That "bottom" point is different for every alcoholic and the truth is some never hit bottom until they end up in the grave. It is the fortunate ones that hit it early. Kathy H. shares her personal story of where she found bottom and what she did to get help.
Kathy H.'s Story
Looking back, I think my alcohol problem started a long time ago. It seems from the first beer, I was always drinking more than all my friends. But I did all the right things: went to college, got a good job, married, had a child. All was well. (I did not drink while carrying my son).
It was just fun drinking with the neighborhood after work and on weekends. I got divorced when my son was two, and I was 32. No big deal. I loved being a mom, loved my son, had a good job, and a clean house.
I Drank Daily
Around dinner was the time for the first of many cocktails for the evening. I drank daily, alone or with friends. But I didn't have a problem. In my line of work there is a lot of traveling and drinking. I was right in the middle of it.

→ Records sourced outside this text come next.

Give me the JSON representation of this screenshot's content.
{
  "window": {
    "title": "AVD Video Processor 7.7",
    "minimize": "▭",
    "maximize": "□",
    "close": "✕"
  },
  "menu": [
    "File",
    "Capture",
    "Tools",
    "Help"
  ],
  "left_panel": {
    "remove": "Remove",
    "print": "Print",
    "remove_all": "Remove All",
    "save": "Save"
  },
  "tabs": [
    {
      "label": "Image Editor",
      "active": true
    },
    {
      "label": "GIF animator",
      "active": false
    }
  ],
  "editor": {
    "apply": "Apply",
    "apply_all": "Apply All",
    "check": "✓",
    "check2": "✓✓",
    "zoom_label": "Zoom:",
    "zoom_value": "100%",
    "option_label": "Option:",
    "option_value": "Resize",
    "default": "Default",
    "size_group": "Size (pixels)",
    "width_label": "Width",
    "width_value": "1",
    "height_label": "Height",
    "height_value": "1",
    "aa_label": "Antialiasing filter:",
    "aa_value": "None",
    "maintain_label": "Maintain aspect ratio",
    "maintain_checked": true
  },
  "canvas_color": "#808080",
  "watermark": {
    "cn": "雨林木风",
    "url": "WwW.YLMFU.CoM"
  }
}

Then, in what seems like a blink of an eye, it happened. Friends and family started to talk to me about drinking. My boyfriend mentioned I might be drinking a bit too much. It was harder to go to work. What was once a few glasses of wine turned into a few bottles. I had the shakes in the morning. I had blackouts everyday. At 5'7" my weight was down to 97 pounds.
Things Were 'Fine'

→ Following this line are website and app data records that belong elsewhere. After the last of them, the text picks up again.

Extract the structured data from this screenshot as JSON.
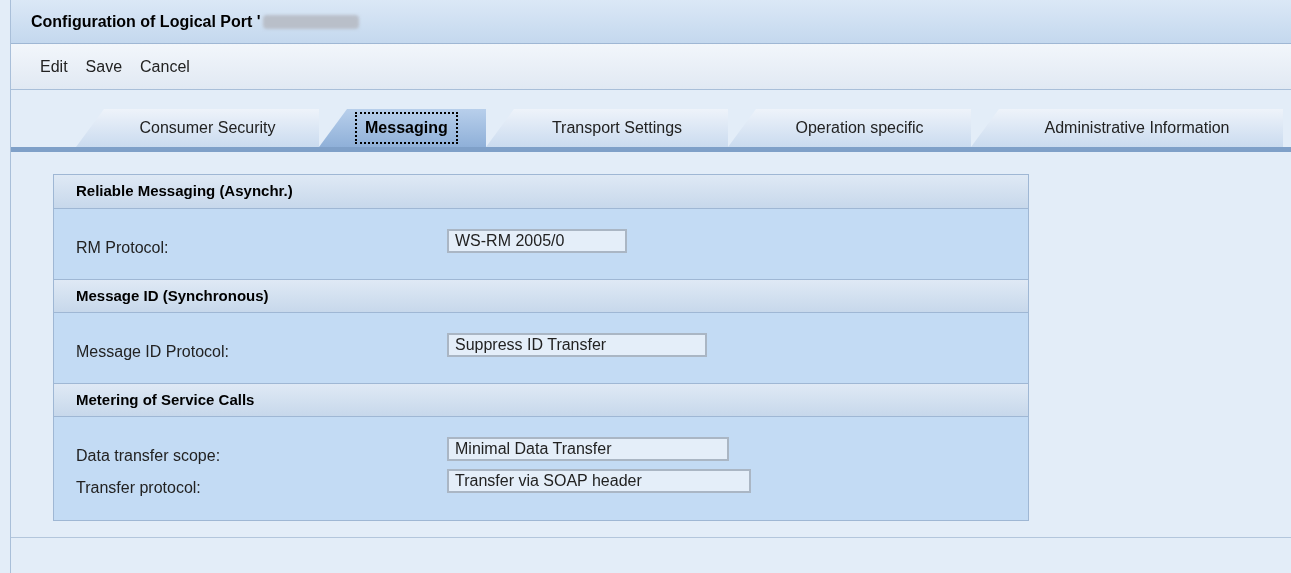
{
  "window": {
    "title": "Configuration of Logical Port '"
  },
  "toolbar": [
    "Edit",
    "Save",
    "Cancel"
  ],
  "tabs": [
    {
      "label": "Consumer Security",
      "selected": false
    },
    {
      "label": "Messaging",
      "selected": true
    },
    {
      "label": "Transport Settings",
      "selected": false
    },
    {
      "label": "Operation specific",
      "selected": false
    },
    {
      "label": "Administrative Information",
      "selected": false
    }
  ],
  "sections": [
    {
      "title": "Reliable Messaging (Asynchr.)",
      "fields": [
        {
          "label": "RM Protocol:",
          "value": "WS-RM 2005/0"
        }
      ]
    },
    {
      "title": "Message ID (Synchronous)",
      "fields": [
        {
          "label": "Message ID Protocol:",
          "value": "Suppress ID Transfer"
        }
      ]
    },
    {
      "title": "Metering of Service Calls",
      "fields": [
        {
          "label": "Data transfer scope:",
          "value": "Minimal Data Transfer"
        },
        {
          "label": "Transfer protocol:",
          "value": "Transfer via SOAP header"
        }
      ]
    }
  ]
}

My very dear friend passed out on my dining room floor and died the next day. She had fallen, drunk, and hit her head earlier in the week which was the cause of death. I passed out at work one day and was taken to the hospital. They began detoxing me, but I left.
My cocktail hour had turned into all day long. I drank, passed out, drank, passed out. Like all alcoholics, I thought I might be drinking a little too much, but I had it all under control. Things were fine, bills paid on time, house clean, son about to graduate top in his high school, nice house and a cool car.
Called My Company's EAP
Then I hit what was bottom for me. I was arrested for a DUI. I remember thinking, this is great! I raised my son to be a good person with high goals and here is his mom drunk, handcuffed in a cop car on the way for a blood alcohol test (which was .365) That was on a Friday. My girlfriend came over; when she heard about the arrest she called my company's EAP.
On Sunday, I was on a flight to Florida to detox and a month in rehab. I am so grateful and proud to report that on November 20, 2007, I will have one year sober!
-- Kathy H.
Employee Assistance Program
Many companies have an EAP, or employee assistance program, which offers confidential, short-term counseling for employees with personal problems that affect their work performance, including alcohol or other drug problems.
If you ask for help from your company's EAP, you will not be fired, you will be offered help and understanding. On the other hand, if you refuse to get help, you run the risk of losing your job or being injured on the job.